It’ll be some time yet before we know correctly which subtleties will stay with us from the beginning of the COVID-19 pandemic, long get-togethers subsided from the rearview. As of now, however, a couple of normal standards appear to be arising in our movies and shows about it: the amassing of bathroom tissue, the vacancy of basic food item retires, the applauding carers, and, obviously, the claustrophobia of being stuck inside for quite a long time.
For the anonymous couple (James McAvoy and Sharon Horgan) at the focal point of Stephen Daldry’s Together, that hopelessness is compounded by the way that they totally can’t stand one another. They’re remaining together for their young child (Samuel Logan), they guarantee, yet they appear to be reinforced on a much more profound level by the pleasure they take in their common hating. In the principal scene, he separates precisely why he abhors her face, while she analyzes him to both colorectal malignancy and “a 16 ounces glass of the runs.” Tough karma for them, then, at that point, that the film outlines their relationship longer than a year of pandemic lockdowns in the U.K. However capable as Together seems to be at catching the difficulties of the pandemic — the vulnerability, the displeasure, the bone-profound fatigue — it’s fairly less persuading as a romantic tale.
It’s not issue of the entertainers. Albeit the verbose addresses (composed by Dennis Kelly) and contained setting (most scenes occur in the family’s kitchen) give Together the vibe of a phase play, McAvoy and Horgan ground their exhibitions in enough subtlety and immediacy to rise above the grinding showiness that has tormented other shot-during-COVID projects like Locked Down and Coastal Elites. Daldry’s course and Kelly’s content permit a lot of space for muddled or unsettled sentiments, and in minutes when the couple respite to assess the injury they’ve suffered — as when she stands shellshocked over news about her sickly mother while he observes weakly from a good ways, unfit to offer even the irrelevant solace of an embrace — Together can be absolutely swelling.
Time after time, however, it’s a film that is difficult to watch not on the grounds that it’s so crude or somewhere in the vicinity genuine, but since its characters are along these lines, all things considered, irritating. She’s a pompous liberal who invests more energy needling him about his governmental issues than attempting to satisfy her own; he’s an egotistical moderate who promotes his E-Class Benz as evidence he’s superior to the harried specialists at the supermarket. (Both do ultimately come around to coordinating their tremendous stores of harshness against the British government for its disappointments during the pandemic.) Neither appears to be particularly charming to invest energy with alone, and together they relish in circulating their grievances or investigating their sexual coexistence for an engaged crowd — for this situation, us, the watchers. Together doesn’t such a lot of break the fourth divider as yank us in through it, push some tea in our grasp, and afterward request that we gesture and grin while its focal couple yammer at us for 90 minutes.

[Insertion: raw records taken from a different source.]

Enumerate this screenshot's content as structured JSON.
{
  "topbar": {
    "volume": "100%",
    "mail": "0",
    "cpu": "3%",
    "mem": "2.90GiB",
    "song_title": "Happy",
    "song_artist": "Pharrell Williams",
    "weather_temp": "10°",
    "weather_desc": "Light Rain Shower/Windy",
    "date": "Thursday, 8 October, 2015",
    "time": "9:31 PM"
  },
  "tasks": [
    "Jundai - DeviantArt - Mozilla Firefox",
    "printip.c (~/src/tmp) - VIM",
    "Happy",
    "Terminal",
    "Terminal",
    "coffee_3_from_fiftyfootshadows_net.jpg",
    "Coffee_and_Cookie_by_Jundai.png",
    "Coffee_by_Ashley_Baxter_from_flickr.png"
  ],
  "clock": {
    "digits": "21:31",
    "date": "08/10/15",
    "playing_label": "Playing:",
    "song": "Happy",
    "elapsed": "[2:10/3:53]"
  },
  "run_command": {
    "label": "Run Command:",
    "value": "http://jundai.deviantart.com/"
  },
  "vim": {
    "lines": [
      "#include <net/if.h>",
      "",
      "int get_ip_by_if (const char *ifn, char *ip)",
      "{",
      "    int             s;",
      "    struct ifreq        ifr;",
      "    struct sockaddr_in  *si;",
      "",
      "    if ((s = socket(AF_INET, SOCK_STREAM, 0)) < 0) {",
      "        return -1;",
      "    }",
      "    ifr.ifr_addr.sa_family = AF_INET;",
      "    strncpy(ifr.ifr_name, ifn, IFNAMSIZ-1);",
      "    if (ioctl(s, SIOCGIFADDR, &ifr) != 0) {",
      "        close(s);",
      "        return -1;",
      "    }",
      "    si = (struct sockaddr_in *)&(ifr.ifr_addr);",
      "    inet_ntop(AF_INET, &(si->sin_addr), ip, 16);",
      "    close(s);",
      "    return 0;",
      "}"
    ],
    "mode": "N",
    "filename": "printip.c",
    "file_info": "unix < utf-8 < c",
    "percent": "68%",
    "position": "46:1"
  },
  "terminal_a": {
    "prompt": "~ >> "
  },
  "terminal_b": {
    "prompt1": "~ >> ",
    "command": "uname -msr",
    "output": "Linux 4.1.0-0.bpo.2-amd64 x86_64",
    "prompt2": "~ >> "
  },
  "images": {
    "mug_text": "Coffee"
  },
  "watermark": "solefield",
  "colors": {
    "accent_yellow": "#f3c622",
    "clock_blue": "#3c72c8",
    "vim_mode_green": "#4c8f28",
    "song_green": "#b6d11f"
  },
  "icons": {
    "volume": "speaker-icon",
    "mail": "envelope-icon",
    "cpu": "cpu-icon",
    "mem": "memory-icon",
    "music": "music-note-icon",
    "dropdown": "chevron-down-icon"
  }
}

The couple treat us, differently, as comrades, officials, marriage mentors and — in one particularly sincere however baffling scene — People Who Still Don’t Get Just How Serious This Pandemic Is. They strive for our focus and our compassion, hyping their strife like they’re putting on some pandemic-themed rendition of Who’s Afraid of Virginia Woolf? Essentially Nick and Honey expertise they got to George and Martha’s, and basically they’re permitted to argue. I spent a lot of Together thinking about how I had dealt with merit this treatment, and searching for a leave sign that may guide me securely back to the opposite side of that fourth divider.